--- Data for this task Enclosed Below ---

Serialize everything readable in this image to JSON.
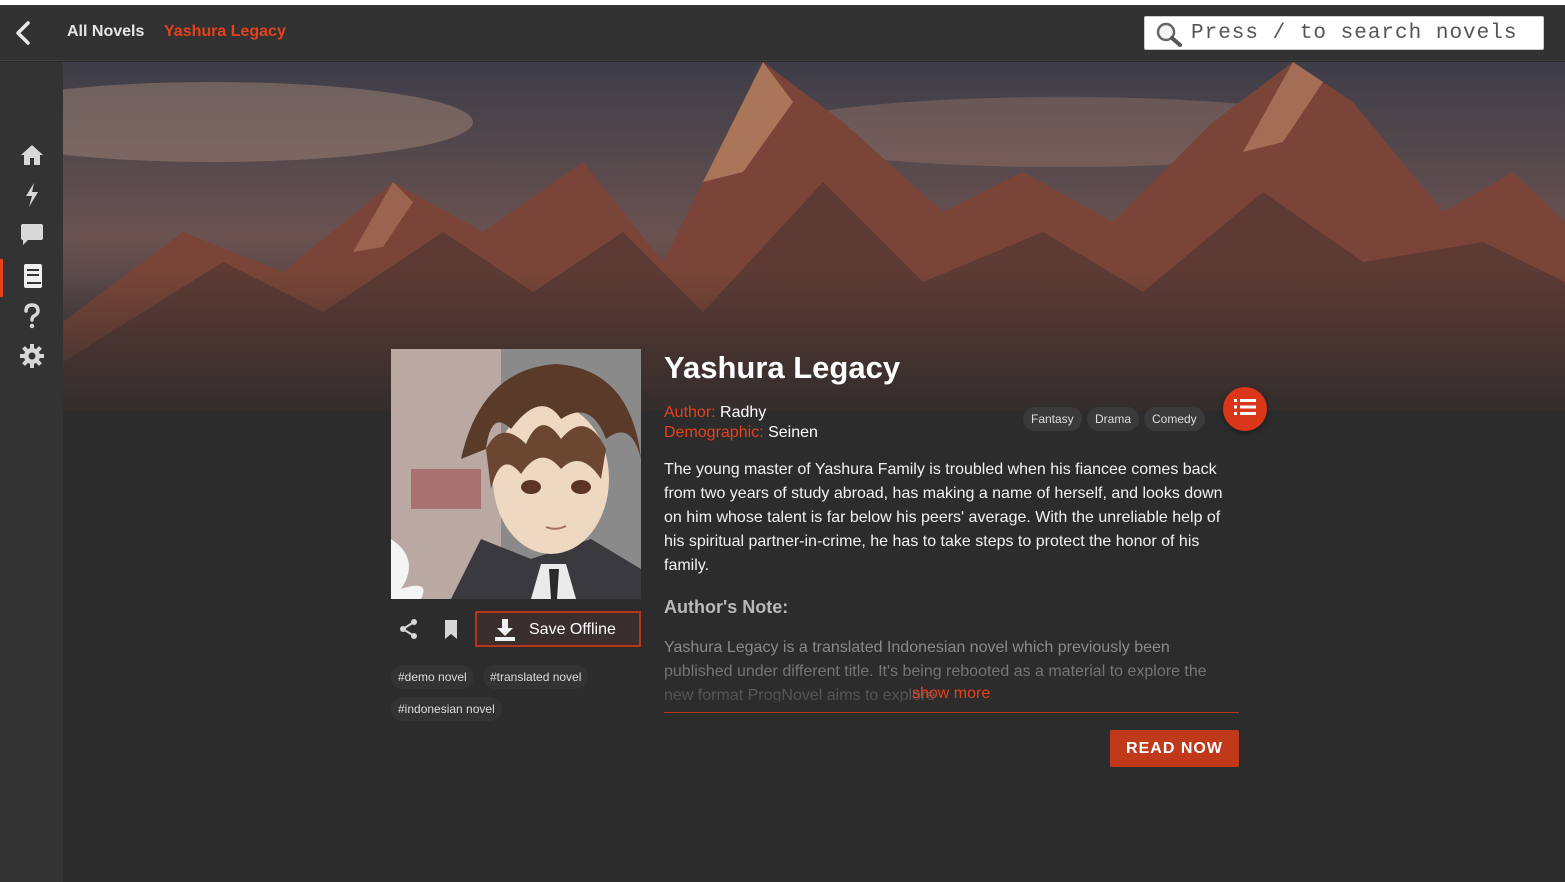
{
  "topbar": {
    "breadcrumb": [
      "All Novels",
      "Yashura Legacy"
    ],
    "search_placeholder": "Press / to search novels"
  },
  "sidebar": {
    "items": [
      {
        "icon": "home-icon",
        "active": false
      },
      {
        "icon": "lightning-icon",
        "active": false
      },
      {
        "icon": "chat-icon",
        "active": false
      },
      {
        "icon": "book-icon",
        "active": true
      },
      {
        "icon": "help-icon",
        "active": false
      },
      {
        "icon": "gear-icon",
        "active": false
      }
    ]
  },
  "novel": {
    "title": "Yashura Legacy",
    "author_label": "Author:",
    "author": "Radhy",
    "demographic_label": "Demographic:",
    "demographic": "Seinen",
    "genres": [
      "Fantasy",
      "Drama",
      "Comedy"
    ],
    "synopsis": "The young master of Yashura Family is troubled when his fiancee comes back from two years of study abroad, has making a name of herself, and looks down on him whose talent is far below his peers' average. With the unreliable help of his spiritual partner-in-crime, he has to take steps to protect the honor of his family.",
    "note_heading": "Author's Note:",
    "note_text": "Yashura Legacy is a translated Indonesian novel which previously been published under different title. It's being rebooted as a material to explore the new format ProgNovel aims to explore",
    "show_more": "show more",
    "tags": [
      "#demo novel",
      "#translated novel",
      "#indonesian novel"
    ]
  },
  "actions": {
    "save_offline": "Save Offline",
    "read_now": "READ NOW"
  },
  "colors": {
    "accent": "#e5421c",
    "background": "#2c2c2c",
    "sidebar": "#333333"
  }
}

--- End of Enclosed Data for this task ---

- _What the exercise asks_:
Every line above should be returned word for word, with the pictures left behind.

- _Answer box_:
Serialize everything readable in this image to JSON.
{
  "topbar": {
    "breadcrumb": [
      "All Novels",
      "Yashura Legacy"
    ],
    "search_placeholder": "Press / to search novels"
  },
  "sidebar": {
    "items": [
      {
        "icon": "home-icon",
        "active": false
      },
      {
        "icon": "lightning-icon",
        "active": false
      },
      {
        "icon": "chat-icon",
        "active": false
      },
      {
        "icon": "book-icon",
        "active": true
      },
      {
        "icon": "help-icon",
        "active": false
      },
      {
        "icon": "gear-icon",
        "active": false
      }
    ]
  },
  "novel": {
    "title": "Yashura Legacy",
    "author_label": "Author:",
    "author": "Radhy",
    "demographic_label": "Demographic:",
    "demographic": "Seinen",
    "genres": [
      "Fantasy",
      "Drama",
      "Comedy"
    ],
    "synopsis": "The young master of Yashura Family is troubled when his fiancee comes back from two years of study abroad, has making a name of herself, and looks down on him whose talent is far below his peers' average. With the unreliable help of his spiritual partner-in-crime, he has to take steps to protect the honor of his family.",
    "note_heading": "Author's Note:",
    "note_text": "Yashura Legacy is a translated Indonesian novel which previously been published under different title. It's being rebooted as a material to explore the new format ProgNovel aims to explore",
    "show_more": "show more",
    "tags": [
      "#demo novel",
      "#translated novel",
      "#indonesian novel"
    ]
  },
  "actions": {
    "save_offline": "Save Offline",
    "read_now": "READ NOW"
  },
  "colors": {
    "accent": "#e5421c",
    "background": "#2c2c2c",
    "sidebar": "#333333"
  }
}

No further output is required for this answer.